    Date: 2020–05–13
  4. By: Diaby-Pentzlin, Friederike
    Abstract: Rules should be fair, no matter from which perspective (Rawls, 1999). Given that Justitia holds a balance, current international investment law is disturbingly onesided. It mainly sets out to protect property positions of foreign investors. According to mainstream legal thinking, imposing obligations on transnational corporations (TNC) is only possible by means of the gentle non-binding rules of corporate social responsibility (CSR). As will be documented here, international investment law today has become a body of law for enterprises with hardly any regard for people and planet putting the private gains of few above the common good of many. Conventional approaches to legal questions deal with legal dogmata by detaching the law from its economic and political context. However, since legal norms are the result of societal negotiations, critical jurists have a role in analysing the law and its implementation, given the prevailing social and economic backgrounds. They see more easily that private interests increasingly drive legal doctrines and that social or environmental needs are largely neglected in mainstream legal activities. In international relations, the political consensus of the states in the United Nations (UN) has now moved beyond the Millennium Development Goals and their ideology of rich countries helping the poor (for a critique see Amin, 2006) within the dominant asymmetrical, fossil-based production and consumption paradigms. Due to acknowledgment of the increasingly pressing environmental and social needs, since 2016 more comprehensive and universal UN Sustainable Development Goals now aim to "transform our world" (United Nations, 2019). In international investment law, such changes are still to come. African states and societies in particular are undergoing economic and social transformations towards a nowadays also questionable modernity, and within decades, a process that took centuries in Europe. There are no more rural areas spared from agricultural or mining investments. So particularly in Africa, critical jurists and scientists need to analyse and point out which legal rules and interpretations on the international, regional, national and local level really serve the interests of the population in Africa. (...)
    JEL: F53 F54 O18
    Date: 2020

This nep-pke issue is ©2020 by Karl Petrick.
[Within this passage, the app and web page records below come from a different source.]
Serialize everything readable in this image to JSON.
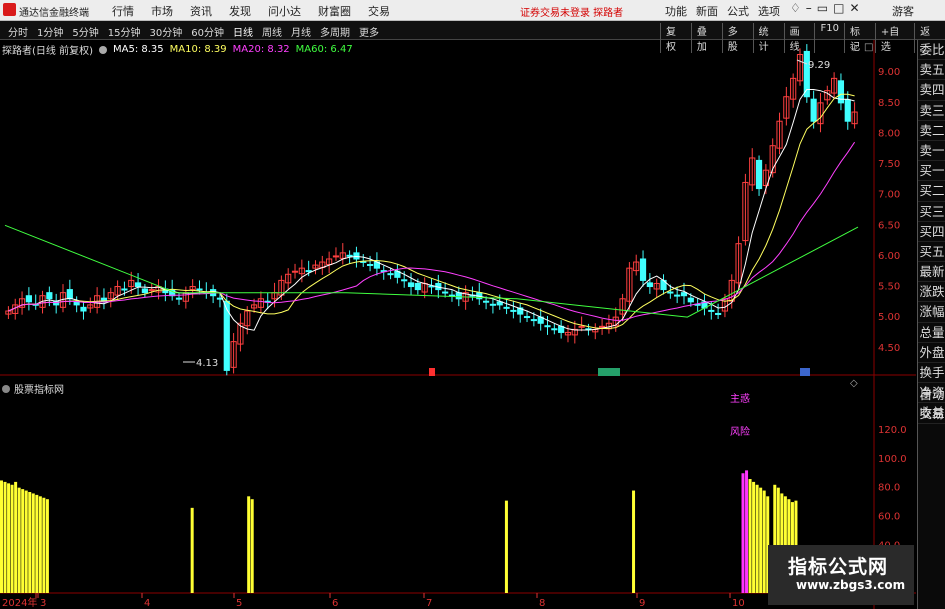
{
  "app": {
    "title": "通达信金融终端",
    "menus": [
      "行情",
      "市场",
      "资讯",
      "发现",
      "问小达",
      "财富圈",
      "交易"
    ],
    "warning": "证券交易未登录  探路者",
    "right_menus": [
      "功能",
      "新面",
      "公式",
      "选项"
    ],
    "guest": "游客"
  },
  "toolbar": {
    "periods": [
      "分时",
      "1分钟",
      "5分钟",
      "15分钟",
      "30分钟",
      "60分钟",
      "日线",
      "周线",
      "月线",
      "多周期",
      "更多"
    ],
    "active": "日线",
    "tools": [
      "复权",
      "叠加",
      "多股",
      "统计",
      "画线",
      "F10",
      "标记",
      "+自选",
      "返回"
    ]
  },
  "legend": {
    "name": "探路者(日线 前复权)",
    "ma5": "MA5: 8.35",
    "ma10": "MA10: 8.39",
    "ma20": "MA20: 8.32",
    "ma60": "MA60: 6.47"
  },
  "colors": {
    "up": "#ff4040",
    "down": "#40ffff",
    "ma5": "#ffffff",
    "ma10": "#ffff60",
    "ma20": "#ff40ff",
    "ma60": "#40ff40",
    "bar": "#ffff33",
    "bar_magenta": "#ff33ff"
  },
  "yaxis_main": [
    "9.00",
    "8.50",
    "8.00",
    "7.50",
    "7.00",
    "6.50",
    "6.00",
    "5.50",
    "5.00",
    "4.50"
  ],
  "yaxis_sub": [
    "120.0",
    "100.0",
    "80.0",
    "60.0",
    "40.0",
    "20.0"
  ],
  "xaxis": [
    "2024年",
    "3",
    "4",
    "5",
    "6",
    "7",
    "8",
    "9",
    "10"
  ],
  "annotations": {
    "high": "9.29",
    "low": "4.13",
    "sub1": "主惑",
    "sub2": "风险"
  },
  "event_markers": [
    "",
    ""
  ],
  "subchart_title": "股票指标网",
  "side_panel": [
    "委比",
    "卖五",
    "卖四",
    "卖三",
    "卖二",
    "卖一",
    "买一",
    "买二",
    "买三",
    "买四",
    "买五",
    "最新",
    "涨跌",
    "涨幅",
    "总量",
    "外盘",
    "换手",
    "净资",
    "收益"
  ],
  "auto_trade": [
    "自动",
    "交易"
  ],
  "watermark": {
    "title": "指标公式网",
    "url": "www.zbgs3.com"
  },
  "chart_data": {
    "type": "candlestick",
    "prices": [
      5.1,
      5.2,
      5.3,
      5.25,
      5.2,
      5.35,
      5.3,
      5.2,
      5.4,
      5.3,
      5.2,
      5.1,
      5.2,
      5.35,
      5.25,
      5.4,
      5.5,
      5.45,
      5.6,
      5.5,
      5.4,
      5.45,
      5.5,
      5.4,
      5.35,
      5.3,
      5.4,
      5.5,
      5.45,
      5.4,
      5.35,
      5.3,
      4.13,
      4.6,
      4.9,
      5.1,
      5.2,
      5.3,
      5.25,
      5.4,
      5.6,
      5.7,
      5.75,
      5.8,
      5.75,
      5.85,
      5.9,
      5.95,
      6.0,
      6.05,
      6.0,
      5.95,
      5.9,
      5.85,
      5.8,
      5.75,
      5.7,
      5.65,
      5.6,
      5.5,
      5.45,
      5.55,
      5.5,
      5.45,
      5.4,
      5.35,
      5.3,
      5.4,
      5.35,
      5.3,
      5.25,
      5.2,
      5.2,
      5.15,
      5.1,
      5.05,
      5.0,
      4.95,
      4.9,
      4.85,
      4.8,
      4.75,
      4.75,
      4.8,
      4.85,
      4.8,
      4.8,
      4.85,
      4.9,
      5.0,
      5.3,
      5.8,
      5.9,
      5.6,
      5.5,
      5.55,
      5.45,
      5.4,
      5.35,
      5.35,
      5.25,
      5.2,
      5.15,
      5.1,
      5.05,
      5.3,
      5.6,
      6.2,
      7.2,
      7.6,
      7.1,
      7.4,
      7.8,
      8.2,
      8.6,
      8.9,
      9.29,
      8.6,
      8.2,
      8.5,
      8.7,
      8.9,
      8.5,
      8.2,
      8.35
    ],
    "ma60_anchor": [
      6.5,
      5.4,
      5.4,
      5.3,
      5.0,
      6.47
    ],
    "indicator": [
      85,
      84,
      83,
      82,
      84,
      80,
      79,
      78,
      77,
      76,
      75,
      74,
      73,
      72,
      0,
      0,
      0,
      0,
      0,
      0,
      0,
      0,
      0,
      0,
      0,
      0,
      0,
      0,
      0,
      0,
      0,
      0,
      0,
      0,
      0,
      0,
      0,
      0,
      0,
      0,
      0,
      0,
      0,
      0,
      0,
      0,
      0,
      0,
      0,
      0,
      0,
      0,
      0,
      0,
      66,
      0,
      0,
      0,
      0,
      0,
      0,
      0,
      0,
      0,
      0,
      0,
      0,
      0,
      0,
      0,
      74,
      72,
      0,
      0,
      0,
      0,
      0,
      0,
      0,
      0,
      0,
      0,
      0,
      0,
      0,
      0,
      0,
      0,
      0,
      0,
      0,
      0,
      0,
      0,
      0,
      0,
      0,
      0,
      0,
      0,
      0,
      0,
      0,
      0,
      0,
      0,
      0,
      0,
      0,
      0,
      0,
      0,
      0,
      0,
      0,
      0,
      0,
      0,
      0,
      0,
      0,
      0,
      0,
      0,
      0,
      0,
      0,
      0,
      0,
      0,
      0,
      0,
      0,
      0,
      0,
      0,
      0,
      0,
      0,
      0,
      0,
      0,
      0,
      71,
      0,
      0,
      0,
      0,
      0,
      0,
      0,
      0,
      0,
      0,
      0,
      0,
      0,
      0,
      0,
      0,
      0,
      0,
      0,
      0,
      0,
      0,
      0,
      0,
      0,
      0,
      0,
      0,
      0,
      0,
      0,
      0,
      0,
      0,
      0,
      78,
      0,
      0,
      0,
      0,
      0,
      0,
      0,
      0,
      0,
      0,
      0,
      0,
      0,
      0,
      0,
      0,
      0,
      0,
      0,
      0,
      0,
      0,
      0,
      0,
      0,
      0,
      0,
      0,
      0,
      0,
      90,
      92,
      86,
      84,
      82,
      80,
      78,
      74,
      0,
      82,
      80,
      76,
      74,
      72,
      70,
      71
    ]
  }
}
It is provided as is without any express or implied warranty. It may be freely redistributed in whole or in part for any purpose. If distributed in part, please include this notice.
General information on the NEP project can be found at For comments please write to the director of NEP, Marco Novarese at <>. Put “NEP” in the subject, otherwise your mail may be rejected.
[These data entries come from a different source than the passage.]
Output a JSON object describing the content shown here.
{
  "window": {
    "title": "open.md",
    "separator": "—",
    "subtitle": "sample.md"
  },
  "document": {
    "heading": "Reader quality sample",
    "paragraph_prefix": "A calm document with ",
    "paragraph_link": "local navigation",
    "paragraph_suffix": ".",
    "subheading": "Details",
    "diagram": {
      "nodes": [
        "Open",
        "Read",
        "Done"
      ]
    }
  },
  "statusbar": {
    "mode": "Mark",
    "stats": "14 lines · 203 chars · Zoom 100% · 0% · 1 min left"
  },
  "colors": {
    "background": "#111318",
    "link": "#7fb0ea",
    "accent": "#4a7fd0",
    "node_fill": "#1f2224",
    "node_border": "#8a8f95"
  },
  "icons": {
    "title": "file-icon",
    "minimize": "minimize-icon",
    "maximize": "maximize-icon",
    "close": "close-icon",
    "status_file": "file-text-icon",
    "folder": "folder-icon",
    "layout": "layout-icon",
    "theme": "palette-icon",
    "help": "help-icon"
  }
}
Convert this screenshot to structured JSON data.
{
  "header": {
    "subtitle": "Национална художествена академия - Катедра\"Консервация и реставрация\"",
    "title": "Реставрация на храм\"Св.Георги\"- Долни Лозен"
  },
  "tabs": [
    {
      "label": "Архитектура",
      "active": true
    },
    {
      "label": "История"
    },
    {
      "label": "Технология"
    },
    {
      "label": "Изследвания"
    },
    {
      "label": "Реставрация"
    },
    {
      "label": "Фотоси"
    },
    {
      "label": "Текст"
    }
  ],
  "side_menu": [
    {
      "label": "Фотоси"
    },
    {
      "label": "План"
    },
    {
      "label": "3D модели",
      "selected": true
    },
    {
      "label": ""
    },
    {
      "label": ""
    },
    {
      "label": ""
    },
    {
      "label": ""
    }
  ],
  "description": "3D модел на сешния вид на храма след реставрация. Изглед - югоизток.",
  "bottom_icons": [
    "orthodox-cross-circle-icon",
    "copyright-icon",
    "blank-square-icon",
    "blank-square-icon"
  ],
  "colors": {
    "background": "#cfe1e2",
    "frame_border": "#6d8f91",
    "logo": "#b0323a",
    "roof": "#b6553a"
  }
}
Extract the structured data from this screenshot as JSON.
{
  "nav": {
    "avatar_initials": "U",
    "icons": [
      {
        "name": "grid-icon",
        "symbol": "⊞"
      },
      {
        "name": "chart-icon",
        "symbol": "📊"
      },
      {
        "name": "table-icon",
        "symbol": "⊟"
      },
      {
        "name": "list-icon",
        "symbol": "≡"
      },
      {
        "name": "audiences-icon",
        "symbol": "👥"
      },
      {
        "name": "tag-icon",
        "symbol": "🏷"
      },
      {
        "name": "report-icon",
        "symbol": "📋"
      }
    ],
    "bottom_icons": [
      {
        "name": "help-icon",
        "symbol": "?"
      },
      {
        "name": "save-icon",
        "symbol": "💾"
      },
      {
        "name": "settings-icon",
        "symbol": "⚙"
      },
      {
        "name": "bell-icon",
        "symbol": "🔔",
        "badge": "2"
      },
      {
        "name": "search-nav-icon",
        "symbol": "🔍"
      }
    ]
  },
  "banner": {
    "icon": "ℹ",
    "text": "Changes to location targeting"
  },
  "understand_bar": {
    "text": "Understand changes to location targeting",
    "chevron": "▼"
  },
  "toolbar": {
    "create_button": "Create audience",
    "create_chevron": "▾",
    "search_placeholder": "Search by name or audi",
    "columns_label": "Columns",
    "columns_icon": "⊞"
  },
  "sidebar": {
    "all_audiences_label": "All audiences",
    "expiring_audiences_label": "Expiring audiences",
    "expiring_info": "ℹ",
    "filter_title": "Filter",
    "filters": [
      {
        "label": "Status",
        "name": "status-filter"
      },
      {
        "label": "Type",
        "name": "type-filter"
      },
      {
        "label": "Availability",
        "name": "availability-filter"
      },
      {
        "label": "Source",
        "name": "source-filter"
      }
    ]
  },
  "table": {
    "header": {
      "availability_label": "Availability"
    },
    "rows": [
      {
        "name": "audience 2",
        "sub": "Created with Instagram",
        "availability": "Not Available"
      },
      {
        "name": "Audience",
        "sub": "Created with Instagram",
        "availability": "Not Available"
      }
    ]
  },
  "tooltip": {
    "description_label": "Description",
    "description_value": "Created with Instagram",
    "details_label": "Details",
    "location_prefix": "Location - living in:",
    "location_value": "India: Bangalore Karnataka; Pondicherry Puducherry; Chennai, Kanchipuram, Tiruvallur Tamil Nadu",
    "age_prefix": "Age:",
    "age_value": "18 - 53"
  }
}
NEP’s infrastructure is sponsored by the School of Economics and Finance of Massey University in New Zealand.